In the Battle of Gaugamela in 331 BC Alexander the Great of Macedonia defeated Darius III of Persia. The battle is also inaccurately called the Battle of Arbela.
Macedonians and Greeks under Alexander, 7,000 cavalry and 40,000 infantry. (According to Arrian)
Persians under Darius, with maybe 40,000 cavalry, 200,000 infantry and 6,000 Greek mercenaries. (Arrian gives an exaggerated number of 1,000,000 infantry.) The actual Persian numbers are unknown, although it is fairly clear that they substantially outnumbered the Hellenic forces.
Darius chose (or smoothed out, depending on accounts) a flat plain where he could deploy his numerically superior cavalry forces. The location of the battle - near Tel Gomel, east of Mosul in northern modern-day Iraq - was determined by Sir Aurel Stein in 1938 (see his Limes Report, pp. 127-1. After the battle, Darius fled to Arbela (modern-day Arbil) 120 km to the east.
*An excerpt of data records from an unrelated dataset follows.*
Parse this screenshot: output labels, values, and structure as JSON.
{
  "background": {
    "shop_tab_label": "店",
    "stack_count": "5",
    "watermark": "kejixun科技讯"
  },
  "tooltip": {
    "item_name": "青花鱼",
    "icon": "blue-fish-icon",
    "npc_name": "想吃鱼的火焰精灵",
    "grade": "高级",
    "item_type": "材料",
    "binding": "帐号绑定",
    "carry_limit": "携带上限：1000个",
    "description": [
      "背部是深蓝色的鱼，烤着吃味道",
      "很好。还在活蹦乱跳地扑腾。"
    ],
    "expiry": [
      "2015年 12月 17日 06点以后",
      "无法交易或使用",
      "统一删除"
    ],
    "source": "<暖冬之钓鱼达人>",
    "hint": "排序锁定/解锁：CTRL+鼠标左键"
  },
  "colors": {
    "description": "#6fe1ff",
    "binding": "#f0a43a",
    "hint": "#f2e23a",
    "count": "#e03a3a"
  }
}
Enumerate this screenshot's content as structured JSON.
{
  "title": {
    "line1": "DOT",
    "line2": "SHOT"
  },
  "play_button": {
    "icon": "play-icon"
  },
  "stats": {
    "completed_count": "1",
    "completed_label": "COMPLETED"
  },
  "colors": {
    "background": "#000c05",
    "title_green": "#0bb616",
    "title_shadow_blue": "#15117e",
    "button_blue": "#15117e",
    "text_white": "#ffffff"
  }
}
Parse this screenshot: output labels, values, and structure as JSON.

The distance from Arbil to Mosul is roughly 80 km, so considerable room for discussion remains.
During the two years after the Battle of Issus Alexander proceeded to occupy the Mediterranean coast and Egypt. He then advanced from Syria against the heart of the Persian empire. Alexander crossed both the Euphrates and the Tigris rivers without any opposition.
The battle began with the Persians already present at the battlefield.
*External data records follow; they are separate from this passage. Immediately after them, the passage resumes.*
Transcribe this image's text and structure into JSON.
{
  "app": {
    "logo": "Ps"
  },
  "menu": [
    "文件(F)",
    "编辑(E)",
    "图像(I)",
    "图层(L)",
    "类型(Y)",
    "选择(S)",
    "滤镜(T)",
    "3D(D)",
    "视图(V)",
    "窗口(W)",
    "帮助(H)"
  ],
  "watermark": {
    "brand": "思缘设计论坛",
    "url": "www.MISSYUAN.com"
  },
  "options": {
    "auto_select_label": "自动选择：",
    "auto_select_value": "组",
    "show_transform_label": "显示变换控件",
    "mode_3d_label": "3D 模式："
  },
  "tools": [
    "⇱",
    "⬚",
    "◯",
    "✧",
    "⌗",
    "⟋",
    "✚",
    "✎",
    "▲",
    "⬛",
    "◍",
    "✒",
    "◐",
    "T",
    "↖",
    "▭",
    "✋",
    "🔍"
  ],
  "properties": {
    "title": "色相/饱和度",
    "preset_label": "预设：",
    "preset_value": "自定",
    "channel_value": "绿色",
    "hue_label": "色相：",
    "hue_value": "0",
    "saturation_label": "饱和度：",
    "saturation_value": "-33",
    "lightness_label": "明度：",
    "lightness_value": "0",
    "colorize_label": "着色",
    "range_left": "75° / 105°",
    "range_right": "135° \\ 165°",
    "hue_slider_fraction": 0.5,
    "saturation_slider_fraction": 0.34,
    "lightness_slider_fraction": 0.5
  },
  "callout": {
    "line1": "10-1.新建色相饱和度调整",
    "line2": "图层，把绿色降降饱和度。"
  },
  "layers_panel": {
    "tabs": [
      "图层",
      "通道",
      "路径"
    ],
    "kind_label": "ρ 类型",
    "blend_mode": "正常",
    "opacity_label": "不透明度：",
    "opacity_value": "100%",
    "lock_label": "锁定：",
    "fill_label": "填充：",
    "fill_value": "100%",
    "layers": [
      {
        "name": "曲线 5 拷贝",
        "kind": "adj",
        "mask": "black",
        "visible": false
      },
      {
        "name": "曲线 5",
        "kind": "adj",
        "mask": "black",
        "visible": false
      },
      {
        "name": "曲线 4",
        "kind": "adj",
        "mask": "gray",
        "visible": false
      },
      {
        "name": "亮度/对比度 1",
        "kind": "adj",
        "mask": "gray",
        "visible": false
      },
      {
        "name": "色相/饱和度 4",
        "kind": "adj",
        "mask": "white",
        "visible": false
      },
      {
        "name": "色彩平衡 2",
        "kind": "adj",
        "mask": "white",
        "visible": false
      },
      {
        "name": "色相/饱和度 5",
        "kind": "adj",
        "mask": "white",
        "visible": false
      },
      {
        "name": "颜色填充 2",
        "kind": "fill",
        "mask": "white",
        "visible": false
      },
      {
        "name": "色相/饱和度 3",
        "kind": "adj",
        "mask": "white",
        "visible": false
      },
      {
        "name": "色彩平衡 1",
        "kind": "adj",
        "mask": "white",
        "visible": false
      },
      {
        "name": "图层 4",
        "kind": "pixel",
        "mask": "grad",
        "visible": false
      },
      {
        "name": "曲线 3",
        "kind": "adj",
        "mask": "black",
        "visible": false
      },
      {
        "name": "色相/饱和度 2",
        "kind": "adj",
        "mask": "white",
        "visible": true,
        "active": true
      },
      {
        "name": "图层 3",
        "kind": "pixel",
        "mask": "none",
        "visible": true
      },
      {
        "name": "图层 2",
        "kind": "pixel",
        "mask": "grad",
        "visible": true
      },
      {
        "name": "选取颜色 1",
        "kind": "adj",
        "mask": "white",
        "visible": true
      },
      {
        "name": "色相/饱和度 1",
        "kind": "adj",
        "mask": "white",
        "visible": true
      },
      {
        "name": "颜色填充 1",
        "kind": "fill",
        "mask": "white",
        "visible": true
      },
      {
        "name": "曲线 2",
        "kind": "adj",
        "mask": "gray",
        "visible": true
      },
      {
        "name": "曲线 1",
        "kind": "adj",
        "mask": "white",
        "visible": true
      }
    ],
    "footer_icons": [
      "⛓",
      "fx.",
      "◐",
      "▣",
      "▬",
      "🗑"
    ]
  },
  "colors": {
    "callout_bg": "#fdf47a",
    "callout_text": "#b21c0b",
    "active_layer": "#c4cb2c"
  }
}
Darius had recruited the finest cavalry from his satrapies and from an allied Scythian tribe. Darius also deployed scythed chariots for which he had prepared cleared terrain in front of his troops. He also had 50 Indian elephants supported by Indian chariots.
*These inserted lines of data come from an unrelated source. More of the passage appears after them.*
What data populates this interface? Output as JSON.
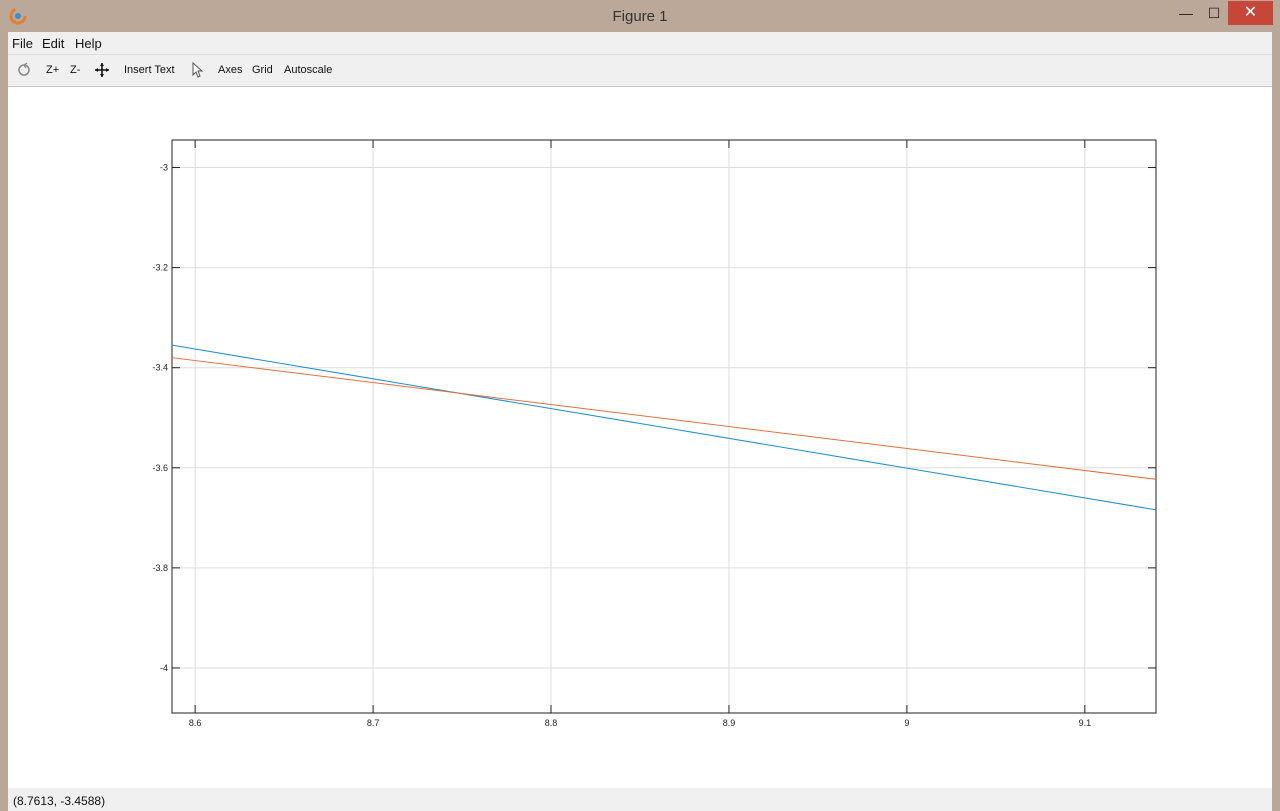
{
  "window": {
    "title": "Figure 1",
    "controls": {
      "minimize": "—",
      "maximize": "☐",
      "close": "✕"
    }
  },
  "menu": {
    "items": [
      {
        "label": "File"
      },
      {
        "label": "Edit"
      },
      {
        "label": "Help"
      }
    ]
  },
  "toolbar": {
    "zoom_in": "Z+",
    "zoom_out": "Z-",
    "insert_text": "Insert Text",
    "axes": "Axes",
    "grid": "Grid",
    "autoscale": "Autoscale",
    "icons": [
      "rotate-icon",
      "pan-icon",
      "select-pointer-icon"
    ]
  },
  "status": {
    "coordinates": "(8.7613, -3.4588)"
  },
  "chart_data": {
    "type": "line",
    "title": "",
    "xlabel": "",
    "ylabel": "",
    "xlim": [
      8.587,
      9.14
    ],
    "ylim": [
      -4.09,
      -2.945
    ],
    "xticks": [
      8.6,
      8.7,
      8.8,
      8.9,
      9.0,
      9.1
    ],
    "xtick_labels": [
      "8.6",
      "8.7",
      "8.8",
      "8.9",
      "9",
      "9.1"
    ],
    "yticks": [
      -3.0,
      -3.2,
      -3.4,
      -3.6,
      -3.8,
      -4.0
    ],
    "ytick_labels": [
      "-3",
      "-3.2",
      "-3.4",
      "-3.6",
      "-3.8",
      "-4"
    ],
    "grid": true,
    "series": [
      {
        "color": "#1f8fcf",
        "x": [
          8.587,
          9.14
        ],
        "y": [
          -3.355,
          -3.684
        ]
      },
      {
        "color": "#e2703a",
        "x": [
          8.587,
          9.14
        ],
        "y": [
          -3.38,
          -3.623
        ]
      }
    ]
  }
}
Before the battle, Darius ordered bushes and vegetation removed from the battlefield, to maximize...